Indus Valley civilization was one of the world's first great civilizations. The civilization began to flourish about 4,500 years ago and was centred in the vast river plains of what are now Pakistan and northwestern India. This civilization is sometimes called the Harappan civilization. It is named after the Pakistani town of Harappa, where archaeologists first discovered evidence of the culture.
The Indus civilization developed out of farming and herding communities that carried on trade with each other. About 2500 B.C., the communities became more unified culturally, and in some places people began laying out carefully planned cities. In time, the Indus civilization grew to cover most of present-day Pakistan and parts of what are now Afghanistan and northern India. The heart of the civilization was the vast flood plain of the Indus and Hakra rivers. The Hakra River (also known as the Ghaggar River or Sarasvati River) is now dried up.
It once flowed east of--and parallel to--the Indus River, in what are now India and Pakistan. The civilization developed a standardized system of weights and measures and a system of writing that used pictographs (simple drawings representing words).

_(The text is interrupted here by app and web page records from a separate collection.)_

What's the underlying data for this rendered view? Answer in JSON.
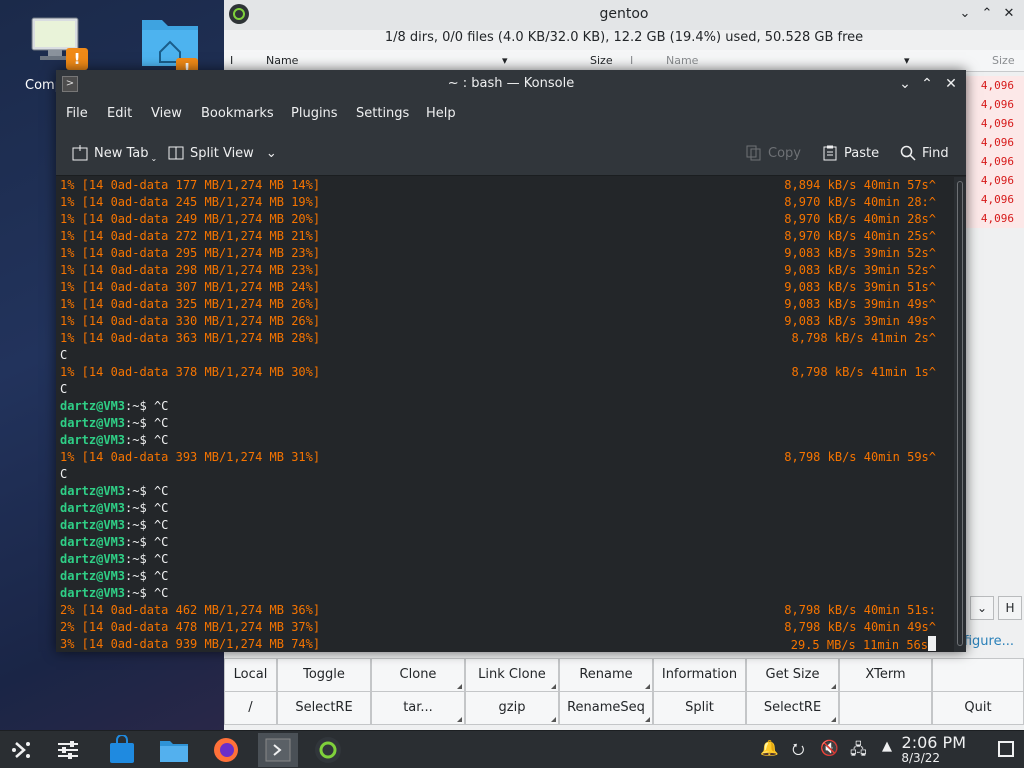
{
  "desktop": {
    "computer_label": "Comp",
    "warn_glyph": "!"
  },
  "file_manager": {
    "title": "gentoo",
    "info": "1/8 dirs, 0/0 files (4.0 KB/32.0 KB), 12.2 GB (19.4%) used, 50.528 GB free",
    "left_cols": {
      "flag": "I",
      "name": "Name",
      "size": "Size"
    },
    "right_cols": {
      "flag": "I",
      "name": "Name",
      "size": "Size"
    },
    "right_sizes": [
      "4,096",
      "4,096",
      "4,096",
      "4,096",
      "4,096",
      "4,096",
      "4,096",
      "4,096"
    ],
    "figure_link": "figure...",
    "ctl_h": "H",
    "buttons_row1": [
      "Local",
      "Toggle",
      "Clone",
      "Link Clone",
      "Rename",
      "Information",
      "Get Size",
      "XTerm",
      ""
    ],
    "buttons_row2": [
      "/",
      "SelectRE",
      "tar...",
      "gzip",
      "RenameSeq",
      "Split",
      "SelectRE",
      "",
      "Quit"
    ]
  },
  "konsole": {
    "title": "~ : bash — Konsole",
    "menu": [
      "File",
      "Edit",
      "View",
      "Bookmarks",
      "Plugins",
      "Settings",
      "Help"
    ],
    "toolbar": {
      "new_tab": "New Tab",
      "split_view": "Split View",
      "copy": "Copy",
      "paste": "Paste",
      "find": "Find"
    },
    "prompt": "dartz@VM3",
    "prompt_suffix": ":~$ ",
    "lines": [
      {
        "type": "prog",
        "left": "1% [14 0ad-data 177 MB/1,274 MB 14%]",
        "right": "8,894 kB/s 40min 57s^"
      },
      {
        "type": "prog",
        "left": "1% [14 0ad-data 245 MB/1,274 MB 19%]",
        "right": "8,970 kB/s 40min 28:^"
      },
      {
        "type": "prog",
        "left": "1% [14 0ad-data 249 MB/1,274 MB 20%]",
        "right": "8,970 kB/s 40min 28s^"
      },
      {
        "type": "prog",
        "left": "1% [14 0ad-data 272 MB/1,274 MB 21%]",
        "right": "8,970 kB/s 40min 25s^"
      },
      {
        "type": "prog",
        "left": "1% [14 0ad-data 295 MB/1,274 MB 23%]",
        "right": "9,083 kB/s 39min 52s^"
      },
      {
        "type": "prog",
        "left": "1% [14 0ad-data 298 MB/1,274 MB 23%]",
        "right": "9,083 kB/s 39min 52s^"
      },
      {
        "type": "prog",
        "left": "1% [14 0ad-data 307 MB/1,274 MB 24%]",
        "right": "9,083 kB/s 39min 51s^"
      },
      {
        "type": "prog",
        "left": "1% [14 0ad-data 325 MB/1,274 MB 26%]",
        "right": "9,083 kB/s 39min 49s^"
      },
      {
        "type": "prog",
        "left": "1% [14 0ad-data 330 MB/1,274 MB 26%]",
        "right": "9,083 kB/s 39min 49s^"
      },
      {
        "type": "prog",
        "left": "1% [14 0ad-data 363 MB/1,274 MB 28%]",
        "right": "8,798 kB/s 41min 2s^"
      },
      {
        "type": "plain",
        "text": "C"
      },
      {
        "type": "prog",
        "left": "1% [14 0ad-data 378 MB/1,274 MB 30%]",
        "right": "8,798 kB/s 41min 1s^"
      },
      {
        "type": "plain",
        "text": "C"
      },
      {
        "type": "prompt",
        "cmd": "^C"
      },
      {
        "type": "prompt",
        "cmd": "^C"
      },
      {
        "type": "prompt",
        "cmd": "^C"
      },
      {
        "type": "prog",
        "left": "1% [14 0ad-data 393 MB/1,274 MB 31%]",
        "right": "8,798 kB/s 40min 59s^"
      },
      {
        "type": "plain",
        "text": "C"
      },
      {
        "type": "prompt",
        "cmd": "^C"
      },
      {
        "type": "prompt",
        "cmd": "^C"
      },
      {
        "type": "prompt",
        "cmd": "^C"
      },
      {
        "type": "prompt",
        "cmd": "^C"
      },
      {
        "type": "prompt",
        "cmd": "^C"
      },
      {
        "type": "prompt",
        "cmd": "^C"
      },
      {
        "type": "prompt",
        "cmd": "^C"
      },
      {
        "type": "prog",
        "left": "2% [14 0ad-data 462 MB/1,274 MB 36%]",
        "right": "8,798 kB/s 40min 51s:"
      },
      {
        "type": "prog",
        "left": "2% [14 0ad-data 478 MB/1,274 MB 37%]",
        "right": "8,798 kB/s 40min 49s^"
      },
      {
        "type": "prog",
        "left": "3% [14 0ad-data 939 MB/1,274 MB 74%]",
        "right": "29.5 MB/s 11min 56s",
        "cursor": true
      }
    ]
  },
  "taskbar": {
    "time": "2:06 PM",
    "date": "8/3/22"
  },
  "colors": {
    "terminal_bg": "#232629",
    "progress_text": "#f67400",
    "prompt_text": "#2fcf86",
    "size_text": "#d61a1a"
  }
}
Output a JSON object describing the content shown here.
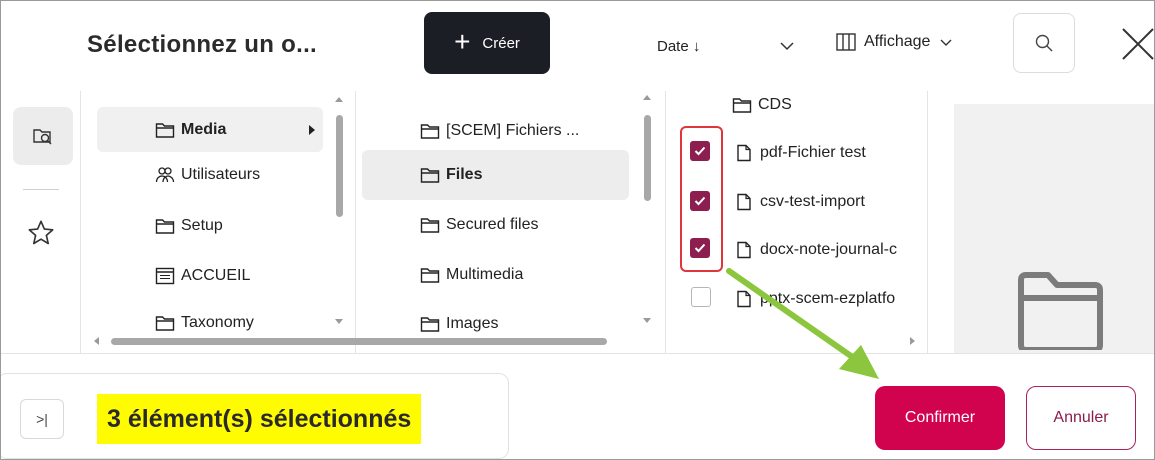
{
  "header": {
    "title": "Sélectionnez un o...",
    "create_label": "Créer",
    "sort_label": "Date ↓",
    "view_label": "Affichage"
  },
  "columns": {
    "col1": [
      {
        "label": "Media",
        "icon": "folder-icon",
        "bold": true,
        "has_children": true
      },
      {
        "label": "Utilisateurs",
        "icon": "users-icon"
      },
      {
        "label": "Setup",
        "icon": "folder-icon"
      },
      {
        "label": "ACCUEIL",
        "icon": "page-icon"
      },
      {
        "label": "Taxonomy",
        "icon": "folder-icon"
      }
    ],
    "col2": [
      {
        "label": "[SCEM] Fichiers ...",
        "icon": "folder-icon"
      },
      {
        "label": "Files",
        "icon": "folder-icon",
        "bold": true,
        "active": true
      },
      {
        "label": "Secured files",
        "icon": "folder-icon"
      },
      {
        "label": "Multimedia",
        "icon": "folder-icon"
      },
      {
        "label": "Images",
        "icon": "folder-icon"
      }
    ],
    "col3": [
      {
        "label": "CDS",
        "icon": "folder-icon",
        "checkbox": null
      },
      {
        "label": "pdf-Fichier test",
        "icon": "file-icon",
        "checkbox": "checked"
      },
      {
        "label": "csv-test-import",
        "icon": "file-icon",
        "checkbox": "checked"
      },
      {
        "label": "docx-note-journal-c",
        "icon": "file-icon",
        "checkbox": "checked"
      },
      {
        "label": "pptx-scem-ezplatfo",
        "icon": "file-icon",
        "checkbox": "unchecked"
      }
    ]
  },
  "footer": {
    "expand_label": ">|",
    "selected_text": "3 élément(s) sélectionnés",
    "confirm_label": "Confirmer",
    "cancel_label": "Annuler"
  },
  "colors": {
    "accent": "#d1034f",
    "checkbox_checked": "#8c1f4f",
    "highlight_red": "#e0363b",
    "annotation_green": "#8cc63f",
    "selected_highlight": "#fffb00"
  }
}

In the early 1800's, British scholars learned that people had found ancient artefacts buried in huge earthen mounds in the region. But it was not until the 1920's that archaeologists began excavating these sites and realized that they contained the remains of cities from a previously unknown civilization. Hundreds of Indus sites have been found.
The Indus people planned their cities carefully. They built many of their buildings on mud-brick platforms that protected the buildings from seasonal floods. Houses were made of baked or sun-dried brick. Many houses had two storeys. Most homes had a bathing area that was supplied with water from a nearby public well or from a...